Brief | The output should be every line below that includes the word "more".

Provided data |
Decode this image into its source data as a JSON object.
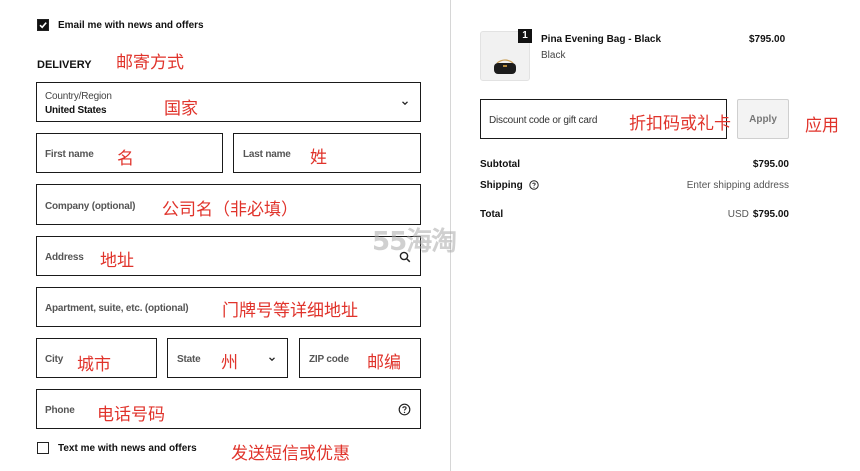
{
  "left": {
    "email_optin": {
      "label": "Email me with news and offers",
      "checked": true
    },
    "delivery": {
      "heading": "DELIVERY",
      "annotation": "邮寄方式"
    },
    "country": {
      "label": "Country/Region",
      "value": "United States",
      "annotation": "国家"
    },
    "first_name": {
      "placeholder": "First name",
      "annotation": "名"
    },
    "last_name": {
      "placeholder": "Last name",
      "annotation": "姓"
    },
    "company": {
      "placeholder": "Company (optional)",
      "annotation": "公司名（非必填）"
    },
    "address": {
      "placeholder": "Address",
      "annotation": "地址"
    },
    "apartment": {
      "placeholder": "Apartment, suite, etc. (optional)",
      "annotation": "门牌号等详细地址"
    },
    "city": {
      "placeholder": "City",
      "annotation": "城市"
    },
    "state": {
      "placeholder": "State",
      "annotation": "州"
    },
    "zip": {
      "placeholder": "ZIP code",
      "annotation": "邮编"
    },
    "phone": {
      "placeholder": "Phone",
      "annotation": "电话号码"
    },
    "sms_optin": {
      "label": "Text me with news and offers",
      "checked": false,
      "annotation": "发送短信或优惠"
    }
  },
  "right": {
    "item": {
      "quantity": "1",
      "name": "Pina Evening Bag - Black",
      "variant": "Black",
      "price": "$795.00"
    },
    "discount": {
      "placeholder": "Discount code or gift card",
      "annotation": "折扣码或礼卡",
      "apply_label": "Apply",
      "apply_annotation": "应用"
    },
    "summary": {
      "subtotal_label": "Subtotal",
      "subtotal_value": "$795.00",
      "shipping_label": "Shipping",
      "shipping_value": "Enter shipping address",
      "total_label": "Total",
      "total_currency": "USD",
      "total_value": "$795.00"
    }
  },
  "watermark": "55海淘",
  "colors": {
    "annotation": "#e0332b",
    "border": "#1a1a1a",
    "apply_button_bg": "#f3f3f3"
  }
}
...
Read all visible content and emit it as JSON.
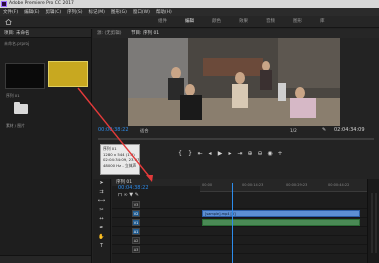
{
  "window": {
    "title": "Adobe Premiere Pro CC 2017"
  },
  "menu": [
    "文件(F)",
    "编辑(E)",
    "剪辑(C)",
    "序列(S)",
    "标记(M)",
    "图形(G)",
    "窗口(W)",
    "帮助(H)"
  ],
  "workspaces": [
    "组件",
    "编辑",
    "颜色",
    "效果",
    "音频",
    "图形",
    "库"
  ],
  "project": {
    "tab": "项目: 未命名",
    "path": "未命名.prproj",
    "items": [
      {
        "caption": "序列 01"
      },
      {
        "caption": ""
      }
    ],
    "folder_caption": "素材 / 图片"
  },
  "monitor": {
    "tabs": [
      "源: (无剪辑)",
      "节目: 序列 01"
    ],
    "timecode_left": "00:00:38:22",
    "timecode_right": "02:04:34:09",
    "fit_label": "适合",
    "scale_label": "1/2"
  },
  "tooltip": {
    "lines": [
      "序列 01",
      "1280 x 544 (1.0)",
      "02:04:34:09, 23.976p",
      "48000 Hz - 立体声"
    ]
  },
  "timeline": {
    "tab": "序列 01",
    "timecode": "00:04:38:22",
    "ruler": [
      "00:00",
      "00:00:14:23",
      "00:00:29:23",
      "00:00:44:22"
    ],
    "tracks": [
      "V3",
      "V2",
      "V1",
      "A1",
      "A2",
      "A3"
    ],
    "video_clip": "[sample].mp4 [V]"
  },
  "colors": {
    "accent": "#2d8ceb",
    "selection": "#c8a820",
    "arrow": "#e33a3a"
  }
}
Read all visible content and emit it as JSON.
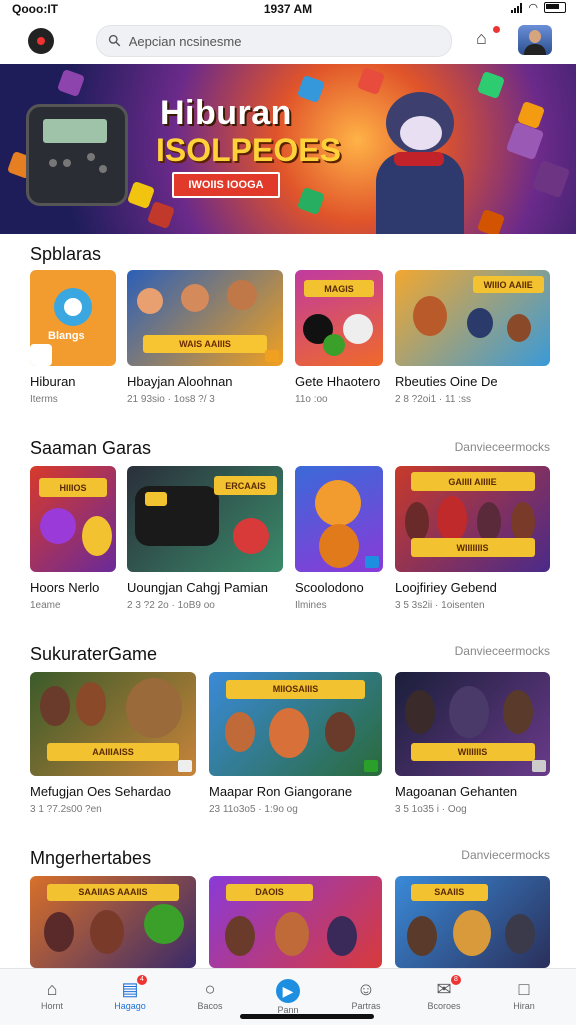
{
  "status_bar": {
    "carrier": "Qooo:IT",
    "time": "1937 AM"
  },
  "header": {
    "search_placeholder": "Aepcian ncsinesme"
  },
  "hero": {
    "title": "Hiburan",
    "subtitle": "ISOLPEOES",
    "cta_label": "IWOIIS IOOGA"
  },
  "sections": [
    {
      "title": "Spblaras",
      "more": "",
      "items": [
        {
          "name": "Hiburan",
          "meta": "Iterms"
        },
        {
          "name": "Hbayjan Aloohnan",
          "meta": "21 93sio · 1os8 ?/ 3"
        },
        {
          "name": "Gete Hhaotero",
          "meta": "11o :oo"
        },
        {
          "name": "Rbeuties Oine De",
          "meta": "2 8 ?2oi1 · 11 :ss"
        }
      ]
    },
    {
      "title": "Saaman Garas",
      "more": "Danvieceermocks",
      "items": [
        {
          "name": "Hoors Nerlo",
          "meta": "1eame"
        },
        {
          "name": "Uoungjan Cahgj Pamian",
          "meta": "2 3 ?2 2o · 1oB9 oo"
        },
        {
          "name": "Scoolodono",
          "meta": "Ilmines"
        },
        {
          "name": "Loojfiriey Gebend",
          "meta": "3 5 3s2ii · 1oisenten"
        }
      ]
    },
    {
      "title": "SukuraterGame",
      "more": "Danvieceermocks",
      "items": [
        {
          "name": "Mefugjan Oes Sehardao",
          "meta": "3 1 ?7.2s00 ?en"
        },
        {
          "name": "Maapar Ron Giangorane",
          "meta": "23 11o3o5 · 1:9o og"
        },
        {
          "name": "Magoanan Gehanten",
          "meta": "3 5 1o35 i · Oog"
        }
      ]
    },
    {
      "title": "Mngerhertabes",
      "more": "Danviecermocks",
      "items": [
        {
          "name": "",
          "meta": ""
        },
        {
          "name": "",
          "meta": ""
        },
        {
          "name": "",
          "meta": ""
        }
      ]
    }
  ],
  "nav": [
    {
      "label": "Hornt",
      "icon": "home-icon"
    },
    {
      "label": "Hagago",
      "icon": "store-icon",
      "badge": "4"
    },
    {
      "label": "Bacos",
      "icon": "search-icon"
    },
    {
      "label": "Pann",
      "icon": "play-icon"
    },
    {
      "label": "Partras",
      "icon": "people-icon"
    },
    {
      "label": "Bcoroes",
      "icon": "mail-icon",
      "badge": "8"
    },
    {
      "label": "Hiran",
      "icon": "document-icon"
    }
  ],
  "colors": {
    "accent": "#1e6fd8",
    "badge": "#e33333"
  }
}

Exercise response |
      "more": "",
      "more": "Danvieceermocks",
      "more": "Danvieceermocks",
      "more": "Danviecermocks",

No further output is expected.